Task directions> Single out the lines of the material that contain "eyebrow" and copy them.

Data supplied>
◆ ◆ ◆ ◆

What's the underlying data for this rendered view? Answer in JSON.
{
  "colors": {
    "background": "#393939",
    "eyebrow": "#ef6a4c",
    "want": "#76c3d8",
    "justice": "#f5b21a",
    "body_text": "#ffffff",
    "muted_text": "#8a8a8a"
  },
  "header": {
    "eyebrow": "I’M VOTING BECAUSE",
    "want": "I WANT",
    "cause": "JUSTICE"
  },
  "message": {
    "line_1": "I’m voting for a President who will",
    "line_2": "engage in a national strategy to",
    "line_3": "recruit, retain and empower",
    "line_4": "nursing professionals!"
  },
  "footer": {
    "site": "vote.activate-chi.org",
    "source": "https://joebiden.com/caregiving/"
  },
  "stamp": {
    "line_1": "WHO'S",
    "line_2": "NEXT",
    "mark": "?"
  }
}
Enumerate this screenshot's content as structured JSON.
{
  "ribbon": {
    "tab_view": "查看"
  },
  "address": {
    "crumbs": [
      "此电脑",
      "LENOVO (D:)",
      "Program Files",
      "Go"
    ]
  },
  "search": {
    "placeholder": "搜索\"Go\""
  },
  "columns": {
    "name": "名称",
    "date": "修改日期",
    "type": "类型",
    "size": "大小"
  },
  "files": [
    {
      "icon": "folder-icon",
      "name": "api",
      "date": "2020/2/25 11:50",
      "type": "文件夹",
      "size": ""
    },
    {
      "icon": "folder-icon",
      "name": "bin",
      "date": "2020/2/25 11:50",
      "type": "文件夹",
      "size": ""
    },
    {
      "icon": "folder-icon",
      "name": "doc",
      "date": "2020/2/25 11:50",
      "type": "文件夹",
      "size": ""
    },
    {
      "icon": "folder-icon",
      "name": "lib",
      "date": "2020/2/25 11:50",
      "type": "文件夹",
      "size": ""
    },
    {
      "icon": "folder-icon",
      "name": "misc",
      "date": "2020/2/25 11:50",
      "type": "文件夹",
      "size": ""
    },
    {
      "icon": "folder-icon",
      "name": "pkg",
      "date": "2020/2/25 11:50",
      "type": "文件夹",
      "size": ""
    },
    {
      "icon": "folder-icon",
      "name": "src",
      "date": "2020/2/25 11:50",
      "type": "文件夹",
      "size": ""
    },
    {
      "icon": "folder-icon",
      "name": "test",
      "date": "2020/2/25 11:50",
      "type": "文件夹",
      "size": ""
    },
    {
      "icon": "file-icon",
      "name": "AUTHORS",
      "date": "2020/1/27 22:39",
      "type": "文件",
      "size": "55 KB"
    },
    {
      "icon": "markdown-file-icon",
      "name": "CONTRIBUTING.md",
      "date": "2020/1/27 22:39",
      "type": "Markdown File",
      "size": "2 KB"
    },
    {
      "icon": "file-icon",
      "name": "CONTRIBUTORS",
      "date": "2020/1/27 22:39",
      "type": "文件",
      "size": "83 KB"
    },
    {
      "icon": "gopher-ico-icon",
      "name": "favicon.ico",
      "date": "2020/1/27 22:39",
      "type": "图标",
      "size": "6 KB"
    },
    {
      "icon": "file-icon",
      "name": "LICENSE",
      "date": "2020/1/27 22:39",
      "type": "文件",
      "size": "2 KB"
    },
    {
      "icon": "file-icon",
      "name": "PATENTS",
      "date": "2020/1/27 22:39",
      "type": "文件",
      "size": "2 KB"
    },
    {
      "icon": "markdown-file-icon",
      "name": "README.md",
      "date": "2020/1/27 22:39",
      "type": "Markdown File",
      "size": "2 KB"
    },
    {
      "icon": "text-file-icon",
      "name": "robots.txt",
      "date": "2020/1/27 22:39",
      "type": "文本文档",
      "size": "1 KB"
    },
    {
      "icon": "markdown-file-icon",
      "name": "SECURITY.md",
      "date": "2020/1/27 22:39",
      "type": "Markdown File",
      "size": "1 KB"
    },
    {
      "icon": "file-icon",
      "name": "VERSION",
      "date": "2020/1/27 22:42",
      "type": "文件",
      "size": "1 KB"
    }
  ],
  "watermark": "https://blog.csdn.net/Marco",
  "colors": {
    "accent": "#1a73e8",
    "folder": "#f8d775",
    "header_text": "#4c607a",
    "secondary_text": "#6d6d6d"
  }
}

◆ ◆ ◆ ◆

The answer>
    "eyebrow": "#ef6a4c",
    "eyebrow": "I’M VOTING BECAUSE",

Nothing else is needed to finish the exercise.